Thursday, January 25, 2007

What kind of web shall we weave?

I identify myself as an atheist, but I find a lot of value in the ideas of Unitarian Univeralism, and I've been active in my local congregation in Fremont, CA for nearly five years now. I've recently begun an initiative to address the lack of racial diversity in my congregation, and as part of my research and networking process I visited the San Jose church last Sunday, which is unique in offering a ministry entirely in the Spanish language. The sermon I attended was entitled "Diversidad Y Prejuicio" (Diversity and Prejudice) and it was interesting and encouraging to discover that the nearly 100% Latino population that attends the Spanish-speaking services also feels a need for increased outreach.

Unitarian Universalists "covenant to affirm and promote" seven guiding principles. In my work to improve awareness of racial issues, I most frequently quote the third and sixth principles, which include phrases such as "acceptance of one another" and "the goal of world community". Last Sunday's sermon, however, focused on the seventh principle, which reads "Respect for the interdependent web of all existence of which we are a part". It was surprising because to me and most other UUs I've encountered, this particular principle evokes images of nature---the "web of life"---and is most frequently employed when encouraging UUs to speak out and act on behalf of environmental concerns.

Here's the thing: The Spanish version of the principle is "El respeto por el tejido interdependiente de toda la existencia de la cual somos parte"; the word "web" is translated not as tela (used, for example, in tela de araƱa, "spider web") or even red ("net"), but as tejido, which has more the connotation of "fabric". In fact, the speaker used as a visual aid a brightly-colored weaving with a Native American design on it. When I thought about the Spanish words, I thought not of insects and animals and trees, but of a tapestry made rich by the number of different-colored threads running through it, working together to form a beautiful work of art. From there, the analogy to the value in having a racially diverse congregation was apparent.

I'm constantly amazed by how much our thoughts can be influenced by language, particularly with regard to interpretations of religious material. I'm only half kidding when I claim that fundamentalist Christians should all learn Greek and Hebrew if they want to adhere so closely to the words of the Bible. Divinely inspired or not, everything changes at least a little in translation.

3 comments:

ellie said...

I'm only half kidding when I claim that fundamentalist Christians should all learn Greek and Hebrew if they want to adhere so closely to the words of the Bible. Divinely inspired or not, everything changes at least a little in translation.

Well, as an Evangelical Christian, which is a close cousin to a fundamentalist, I gotta ask...Do you think you could deliver that slap just a little bit harder next
time? I live on the opposite coast from you and it loses a bit of it's sting after it travels so many miles. I've attempted to study a number of languages, including Hebrew, and I'm just not that good at, it not everyone is.

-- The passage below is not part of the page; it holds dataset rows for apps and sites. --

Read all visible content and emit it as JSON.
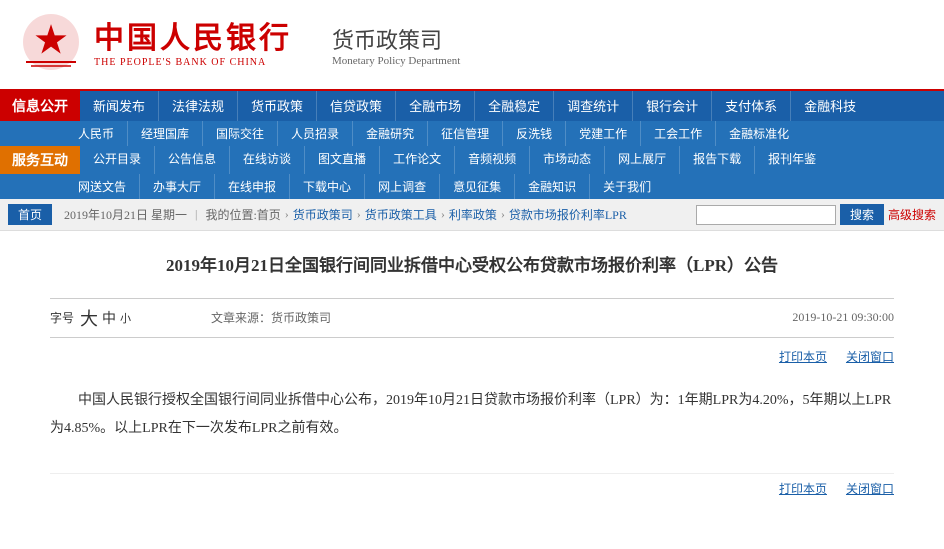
{
  "header": {
    "logo_cn": "中国人民银行",
    "logo_en": "THE PEOPLE'S BANK OF CHINA",
    "dept_cn": "货币政策司",
    "dept_en": "Monetary Policy Department"
  },
  "nav": {
    "label1": "信息公开",
    "label2": "服务互动",
    "row1": [
      "新闻发布",
      "法律法规",
      "货币政策",
      "信贷政策",
      "全融市场",
      "全融稳定",
      "调查统计",
      "银行会计",
      "支付体系",
      "金融科技"
    ],
    "row2": [
      "人民币",
      "经理国库",
      "国际交往",
      "人员招录",
      "金融研究",
      "征信管理",
      "反洗钱",
      "党建工作",
      "工会工作",
      "金融标准化"
    ],
    "row3": [
      "公开目录",
      "公告信息",
      "在线访谈",
      "图文直播",
      "工作论文",
      "音频视频",
      "市场动态",
      "网上展厅",
      "报告下载",
      "报刊年鉴"
    ],
    "row4": [
      "网送文告",
      "办事大厅",
      "在线申报",
      "下载中心",
      "网上调查",
      "意见征集",
      "金融知识",
      "关于我们"
    ]
  },
  "breadcrumb": {
    "home": "首页",
    "path": [
      "我的位置:首页",
      "货币政策司",
      "货币政策工具",
      "利率政策",
      "贷款市场报价利率LPR"
    ]
  },
  "search": {
    "placeholder": "",
    "btn": "搜索",
    "advanced": "高级搜索"
  },
  "article": {
    "title": "2019年10月21日全国银行间同业拆借中心受权公布贷款市场报价利率（LPR）公告",
    "font_label": "字号",
    "font_large": "大",
    "font_medium": "中",
    "font_small": "小",
    "source_label": "文章来源：",
    "source": "货币政策司",
    "date": "2019-10-21 09:30:00",
    "print": "打印本页",
    "close": "关闭窗口",
    "body": "　　中国人民银行授权全国银行间同业拆借中心公布，2019年10月21日贷款市场报价利率（LPR）为：1年期LPR为4.20%，5年期以上LPR为4.85%。以上LPR在下一次发布LPR之前有效。",
    "print2": "打印本页",
    "close2": "关闭窗口"
  }
}
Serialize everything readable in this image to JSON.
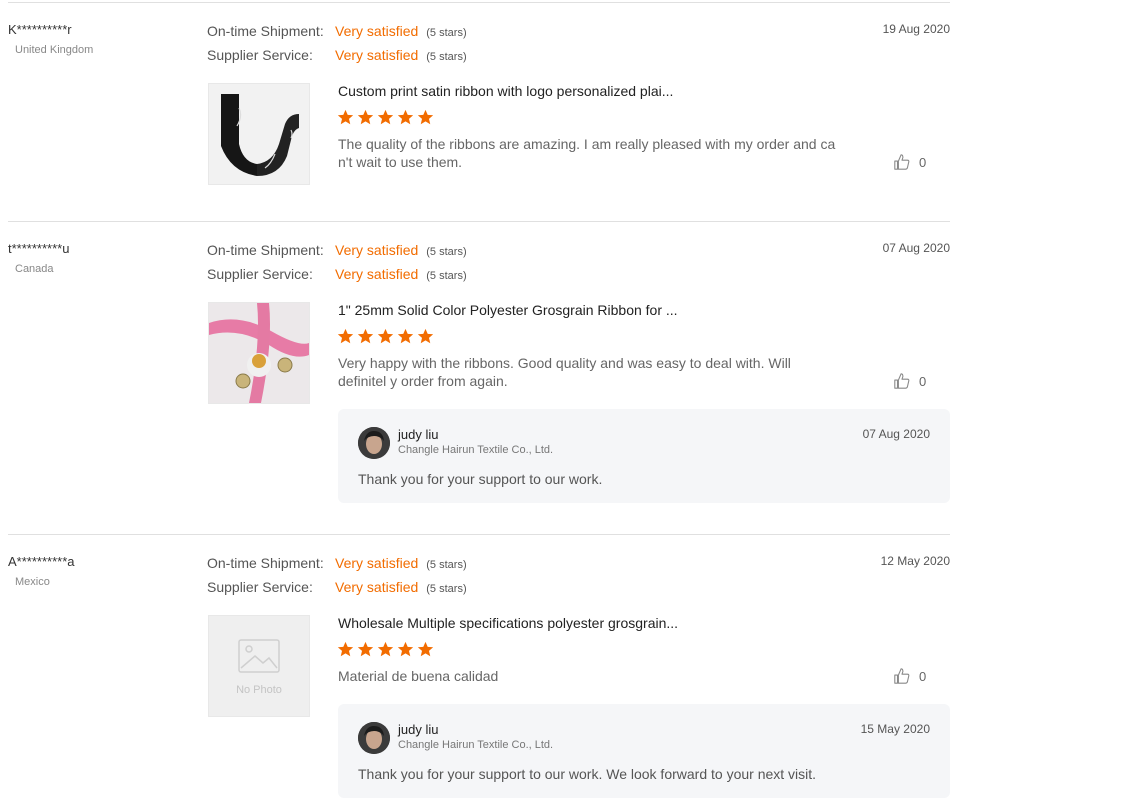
{
  "labels": {
    "on_time": "On-time Shipment:",
    "supplier": "Supplier Service:",
    "no_photo": "No Photo"
  },
  "colors": {
    "accent": "#f26c00",
    "separator": "#e0e0e0",
    "reply_bg": "#f5f6f8"
  },
  "reviews": [
    {
      "buyer": "K**********r",
      "country": "United Kingdom",
      "date": "19 Aug 2020",
      "on_time": "Very satisfied",
      "on_time_stars": "(5 stars)",
      "supplier": "Very satisfied",
      "supplier_stars": "(5 stars)",
      "product": "Custom print satin ribbon with logo personalized plai...",
      "rating": 5,
      "comment": "The quality of the ribbons are amazing. I am really pleased with my order and ca n't wait to use them.",
      "likes": "0"
    },
    {
      "buyer": "t**********u",
      "country": "Canada",
      "date": "07 Aug 2020",
      "on_time": "Very satisfied",
      "on_time_stars": "(5 stars)",
      "supplier": "Very satisfied",
      "supplier_stars": "(5 stars)",
      "product": "1\" 25mm Solid Color Polyester Grosgrain Ribbon for ...",
      "rating": 5,
      "comment": "Very happy with the ribbons. Good quality and was easy to deal with. Will definitel y order from again.",
      "likes": "0",
      "reply": {
        "name": "judy liu",
        "company": "Changle Hairun Textile Co., Ltd.",
        "date": "07 Aug 2020",
        "text": "Thank you for your support to our work."
      }
    },
    {
      "buyer": "A**********a",
      "country": "Mexico",
      "date": "12 May 2020",
      "on_time": "Very satisfied",
      "on_time_stars": "(5 stars)",
      "supplier": "Very satisfied",
      "supplier_stars": "(5 stars)",
      "product": "Wholesale Multiple specifications polyester grosgrain...",
      "rating": 5,
      "comment": "Material de buena calidad",
      "likes": "0",
      "reply": {
        "name": "judy liu",
        "company": "Changle Hairun Textile Co., Ltd.",
        "date": "15 May 2020",
        "text": "Thank you for your support to our work. We look forward to your next visit."
      }
    }
  ]
}
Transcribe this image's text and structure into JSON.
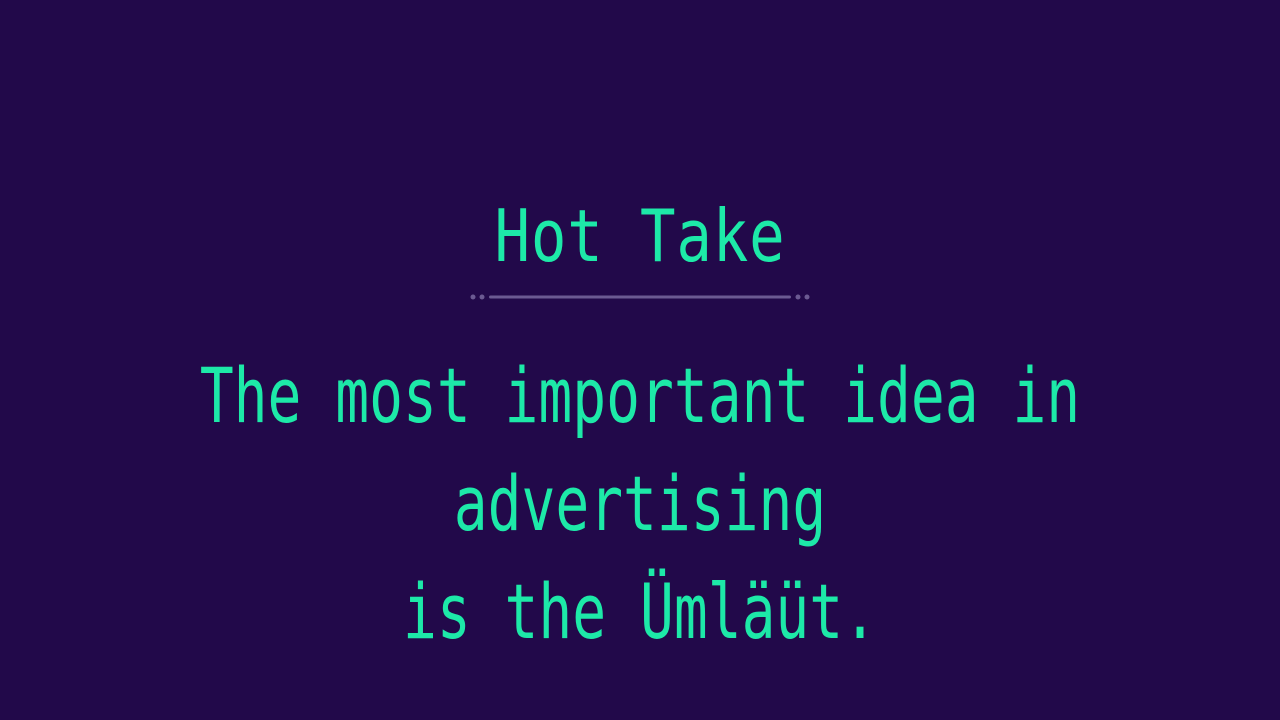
{
  "slide": {
    "title": "Hot Take",
    "quote": "The most important idea in advertising\nis the Ümläüt.",
    "colors": {
      "background": "#22094a",
      "accent": "#1de9a8",
      "divider": "#6b5a92"
    }
  }
}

Language Lover said...

Ellie, I'm sorry if I offended you with that comment. It was not actually intended as a slap, but a statement on the importance of subtleties in language and in translation. I provided only one example of how one word can completely change how a person interprets something. I've heard endless arguments about whether God could or could not create the universe in six 24-hour periods, when the word "day" isn't even a very accurate translation of the original. If you believe in adhering to every letter of holy scripture, I don't see how you can do that while depending on versions of it that necessarily---due to the different capabilities of various languages, ancient and modern---differ from what is supposed to be the word of God. I'm happy to engage in a conversation about how you resolve this issue, as I admit I'm not particularly familiar with fundamental (or evangelical) Christian practices.

ellie said...

The conversation would be interesting, but very cumbersome in this format.